◆ TASK BRIEF: Each line that includes the word "showing" should be copied from the records.

▶

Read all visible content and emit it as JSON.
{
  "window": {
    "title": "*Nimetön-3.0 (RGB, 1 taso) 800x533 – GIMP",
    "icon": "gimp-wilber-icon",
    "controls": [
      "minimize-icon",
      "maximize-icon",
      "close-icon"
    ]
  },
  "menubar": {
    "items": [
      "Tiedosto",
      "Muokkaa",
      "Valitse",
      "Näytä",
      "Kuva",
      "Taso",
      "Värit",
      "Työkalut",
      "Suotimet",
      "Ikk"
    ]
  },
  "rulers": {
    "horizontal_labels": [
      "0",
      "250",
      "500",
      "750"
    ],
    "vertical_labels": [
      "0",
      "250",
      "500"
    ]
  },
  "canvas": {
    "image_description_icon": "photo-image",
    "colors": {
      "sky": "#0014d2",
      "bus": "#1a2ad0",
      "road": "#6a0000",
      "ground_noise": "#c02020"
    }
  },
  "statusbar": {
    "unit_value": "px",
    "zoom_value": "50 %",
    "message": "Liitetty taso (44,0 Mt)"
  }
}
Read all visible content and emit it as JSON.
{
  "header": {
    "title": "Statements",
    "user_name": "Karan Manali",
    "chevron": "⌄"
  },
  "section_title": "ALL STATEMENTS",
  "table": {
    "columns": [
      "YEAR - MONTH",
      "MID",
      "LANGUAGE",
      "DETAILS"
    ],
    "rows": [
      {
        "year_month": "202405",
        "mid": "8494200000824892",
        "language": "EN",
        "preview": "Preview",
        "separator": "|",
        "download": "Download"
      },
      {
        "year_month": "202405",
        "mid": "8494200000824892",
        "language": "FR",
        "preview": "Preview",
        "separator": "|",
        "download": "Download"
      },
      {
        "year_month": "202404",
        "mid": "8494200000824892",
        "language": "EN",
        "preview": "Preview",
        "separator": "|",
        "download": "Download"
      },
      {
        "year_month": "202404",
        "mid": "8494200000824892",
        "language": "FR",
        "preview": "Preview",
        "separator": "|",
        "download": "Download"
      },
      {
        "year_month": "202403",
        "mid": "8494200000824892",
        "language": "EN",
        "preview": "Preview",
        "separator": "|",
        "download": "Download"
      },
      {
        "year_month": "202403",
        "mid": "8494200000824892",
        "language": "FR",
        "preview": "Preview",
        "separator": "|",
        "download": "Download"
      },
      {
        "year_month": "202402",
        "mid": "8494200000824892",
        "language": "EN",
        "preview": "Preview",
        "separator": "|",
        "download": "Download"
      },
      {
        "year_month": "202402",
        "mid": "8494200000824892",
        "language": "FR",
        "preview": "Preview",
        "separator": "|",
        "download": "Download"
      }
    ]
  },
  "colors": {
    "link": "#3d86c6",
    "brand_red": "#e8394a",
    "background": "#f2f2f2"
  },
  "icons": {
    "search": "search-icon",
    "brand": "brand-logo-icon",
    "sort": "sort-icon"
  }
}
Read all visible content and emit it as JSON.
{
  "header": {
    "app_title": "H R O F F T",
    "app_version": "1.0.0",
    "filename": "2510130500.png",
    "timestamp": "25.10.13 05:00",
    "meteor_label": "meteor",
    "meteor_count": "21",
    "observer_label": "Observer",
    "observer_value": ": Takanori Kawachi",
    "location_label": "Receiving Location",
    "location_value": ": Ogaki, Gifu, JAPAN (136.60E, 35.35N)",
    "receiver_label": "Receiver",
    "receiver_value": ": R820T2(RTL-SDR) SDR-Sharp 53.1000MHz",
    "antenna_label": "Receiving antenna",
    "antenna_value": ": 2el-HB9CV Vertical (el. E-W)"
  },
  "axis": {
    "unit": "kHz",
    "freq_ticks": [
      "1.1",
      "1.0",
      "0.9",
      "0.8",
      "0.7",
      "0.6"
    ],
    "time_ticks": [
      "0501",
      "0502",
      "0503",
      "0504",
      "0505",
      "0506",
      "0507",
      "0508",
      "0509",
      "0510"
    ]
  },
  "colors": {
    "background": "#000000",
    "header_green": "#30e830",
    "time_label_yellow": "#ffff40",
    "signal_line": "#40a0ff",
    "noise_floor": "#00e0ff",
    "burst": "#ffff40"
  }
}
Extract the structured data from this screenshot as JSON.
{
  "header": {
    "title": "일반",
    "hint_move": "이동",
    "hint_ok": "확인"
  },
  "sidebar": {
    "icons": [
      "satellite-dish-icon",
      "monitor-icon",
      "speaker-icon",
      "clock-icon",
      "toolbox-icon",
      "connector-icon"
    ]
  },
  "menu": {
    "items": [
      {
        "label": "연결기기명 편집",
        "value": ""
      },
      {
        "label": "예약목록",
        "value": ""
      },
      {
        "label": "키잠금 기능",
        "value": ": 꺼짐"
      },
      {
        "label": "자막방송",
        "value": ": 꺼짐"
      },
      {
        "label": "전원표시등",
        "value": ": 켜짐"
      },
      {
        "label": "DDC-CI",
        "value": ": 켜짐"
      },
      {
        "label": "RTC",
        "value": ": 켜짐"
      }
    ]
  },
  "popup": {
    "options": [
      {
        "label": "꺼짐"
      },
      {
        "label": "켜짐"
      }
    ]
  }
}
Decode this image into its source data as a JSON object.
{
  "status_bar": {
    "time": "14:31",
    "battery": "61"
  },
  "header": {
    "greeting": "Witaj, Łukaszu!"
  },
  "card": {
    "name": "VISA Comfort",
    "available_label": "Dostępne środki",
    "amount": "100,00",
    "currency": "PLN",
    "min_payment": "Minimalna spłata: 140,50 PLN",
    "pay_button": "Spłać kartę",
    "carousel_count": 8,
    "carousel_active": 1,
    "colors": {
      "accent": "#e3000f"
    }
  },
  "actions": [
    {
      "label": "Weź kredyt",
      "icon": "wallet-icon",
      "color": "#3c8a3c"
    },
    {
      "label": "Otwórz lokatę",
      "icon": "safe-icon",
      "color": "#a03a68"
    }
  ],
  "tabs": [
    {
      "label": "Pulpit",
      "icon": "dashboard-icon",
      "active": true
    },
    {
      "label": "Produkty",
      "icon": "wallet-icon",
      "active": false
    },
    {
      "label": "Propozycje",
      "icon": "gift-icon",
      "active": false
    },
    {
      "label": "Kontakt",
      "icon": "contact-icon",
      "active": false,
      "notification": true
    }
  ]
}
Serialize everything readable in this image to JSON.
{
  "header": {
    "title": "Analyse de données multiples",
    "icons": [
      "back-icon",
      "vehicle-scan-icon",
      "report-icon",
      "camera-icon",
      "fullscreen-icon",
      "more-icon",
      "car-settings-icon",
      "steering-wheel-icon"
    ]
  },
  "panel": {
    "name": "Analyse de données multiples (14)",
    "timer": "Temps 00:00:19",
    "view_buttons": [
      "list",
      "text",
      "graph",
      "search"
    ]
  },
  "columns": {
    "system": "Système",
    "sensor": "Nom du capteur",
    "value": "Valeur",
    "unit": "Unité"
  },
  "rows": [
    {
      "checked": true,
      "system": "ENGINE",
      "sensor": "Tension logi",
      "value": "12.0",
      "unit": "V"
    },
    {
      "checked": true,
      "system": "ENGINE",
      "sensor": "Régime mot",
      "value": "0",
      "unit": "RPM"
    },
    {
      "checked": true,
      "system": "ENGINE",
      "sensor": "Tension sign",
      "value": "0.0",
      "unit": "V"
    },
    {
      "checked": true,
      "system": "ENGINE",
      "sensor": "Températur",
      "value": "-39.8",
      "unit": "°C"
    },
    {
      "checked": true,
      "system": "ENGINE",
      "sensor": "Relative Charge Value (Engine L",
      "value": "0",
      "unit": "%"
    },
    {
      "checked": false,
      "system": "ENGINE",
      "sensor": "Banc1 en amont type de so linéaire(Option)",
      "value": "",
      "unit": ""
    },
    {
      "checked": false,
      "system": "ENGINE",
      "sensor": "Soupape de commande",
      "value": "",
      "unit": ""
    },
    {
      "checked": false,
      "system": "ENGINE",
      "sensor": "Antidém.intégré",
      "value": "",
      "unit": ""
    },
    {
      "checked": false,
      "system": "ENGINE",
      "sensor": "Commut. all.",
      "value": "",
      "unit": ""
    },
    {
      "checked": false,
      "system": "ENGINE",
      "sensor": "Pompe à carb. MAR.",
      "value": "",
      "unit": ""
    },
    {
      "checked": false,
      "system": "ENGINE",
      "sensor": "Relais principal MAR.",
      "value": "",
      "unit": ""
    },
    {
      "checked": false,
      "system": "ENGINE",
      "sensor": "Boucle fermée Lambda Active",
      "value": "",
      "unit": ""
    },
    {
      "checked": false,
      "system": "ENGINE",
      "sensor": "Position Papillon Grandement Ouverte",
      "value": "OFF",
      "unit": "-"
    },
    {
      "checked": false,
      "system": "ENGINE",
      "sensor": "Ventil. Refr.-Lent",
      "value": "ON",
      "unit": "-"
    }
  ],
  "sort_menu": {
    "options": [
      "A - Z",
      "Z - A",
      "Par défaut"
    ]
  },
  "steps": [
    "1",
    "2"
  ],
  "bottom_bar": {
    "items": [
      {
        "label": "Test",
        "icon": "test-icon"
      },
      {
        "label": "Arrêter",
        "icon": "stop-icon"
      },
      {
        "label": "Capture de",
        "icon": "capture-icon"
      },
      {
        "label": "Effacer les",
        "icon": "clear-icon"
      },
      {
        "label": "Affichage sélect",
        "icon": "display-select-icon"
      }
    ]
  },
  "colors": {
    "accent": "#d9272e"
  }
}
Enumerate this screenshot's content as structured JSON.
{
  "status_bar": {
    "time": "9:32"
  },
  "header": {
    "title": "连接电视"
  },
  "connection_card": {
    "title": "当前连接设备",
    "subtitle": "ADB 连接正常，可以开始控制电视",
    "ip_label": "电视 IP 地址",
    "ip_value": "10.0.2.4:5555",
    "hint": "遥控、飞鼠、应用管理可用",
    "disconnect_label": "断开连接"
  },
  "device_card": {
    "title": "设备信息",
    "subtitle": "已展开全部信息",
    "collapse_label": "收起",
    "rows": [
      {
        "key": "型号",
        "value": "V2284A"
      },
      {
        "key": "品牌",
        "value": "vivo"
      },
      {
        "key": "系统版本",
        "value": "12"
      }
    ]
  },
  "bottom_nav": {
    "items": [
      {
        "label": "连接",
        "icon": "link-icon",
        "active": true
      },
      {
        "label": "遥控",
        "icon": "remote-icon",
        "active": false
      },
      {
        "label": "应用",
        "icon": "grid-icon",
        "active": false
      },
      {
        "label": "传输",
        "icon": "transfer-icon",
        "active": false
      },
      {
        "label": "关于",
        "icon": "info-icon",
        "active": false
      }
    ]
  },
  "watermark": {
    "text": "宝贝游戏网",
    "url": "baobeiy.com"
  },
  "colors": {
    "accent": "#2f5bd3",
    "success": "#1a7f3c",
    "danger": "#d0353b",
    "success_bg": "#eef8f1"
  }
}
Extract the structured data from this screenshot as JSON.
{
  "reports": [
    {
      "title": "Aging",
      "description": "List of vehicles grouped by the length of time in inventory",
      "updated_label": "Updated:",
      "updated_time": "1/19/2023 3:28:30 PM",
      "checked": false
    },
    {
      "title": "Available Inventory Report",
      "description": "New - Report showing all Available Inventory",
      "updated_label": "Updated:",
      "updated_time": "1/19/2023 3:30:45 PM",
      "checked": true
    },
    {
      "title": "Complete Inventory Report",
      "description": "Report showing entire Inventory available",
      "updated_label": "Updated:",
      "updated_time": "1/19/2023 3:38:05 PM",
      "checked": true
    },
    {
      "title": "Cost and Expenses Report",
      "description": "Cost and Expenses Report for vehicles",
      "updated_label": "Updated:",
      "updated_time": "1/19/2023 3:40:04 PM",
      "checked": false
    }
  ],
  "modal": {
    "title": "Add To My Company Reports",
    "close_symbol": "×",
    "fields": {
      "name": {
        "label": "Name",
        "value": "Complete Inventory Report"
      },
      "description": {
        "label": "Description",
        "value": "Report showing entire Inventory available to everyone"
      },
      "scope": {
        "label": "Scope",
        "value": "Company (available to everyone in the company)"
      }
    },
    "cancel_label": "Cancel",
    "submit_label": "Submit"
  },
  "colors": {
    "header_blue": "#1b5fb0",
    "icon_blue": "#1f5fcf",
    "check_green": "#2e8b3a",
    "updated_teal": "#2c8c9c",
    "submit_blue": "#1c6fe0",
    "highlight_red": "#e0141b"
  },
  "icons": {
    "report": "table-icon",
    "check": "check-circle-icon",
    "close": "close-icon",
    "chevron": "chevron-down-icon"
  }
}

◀

◆ RESPONSE TO THIS TASK:
      "description": "New - Report showing all Available Inventory",
      "description": "Report showing entire Inventory available",
        "value": "Report showing entire Inventory available to everyone"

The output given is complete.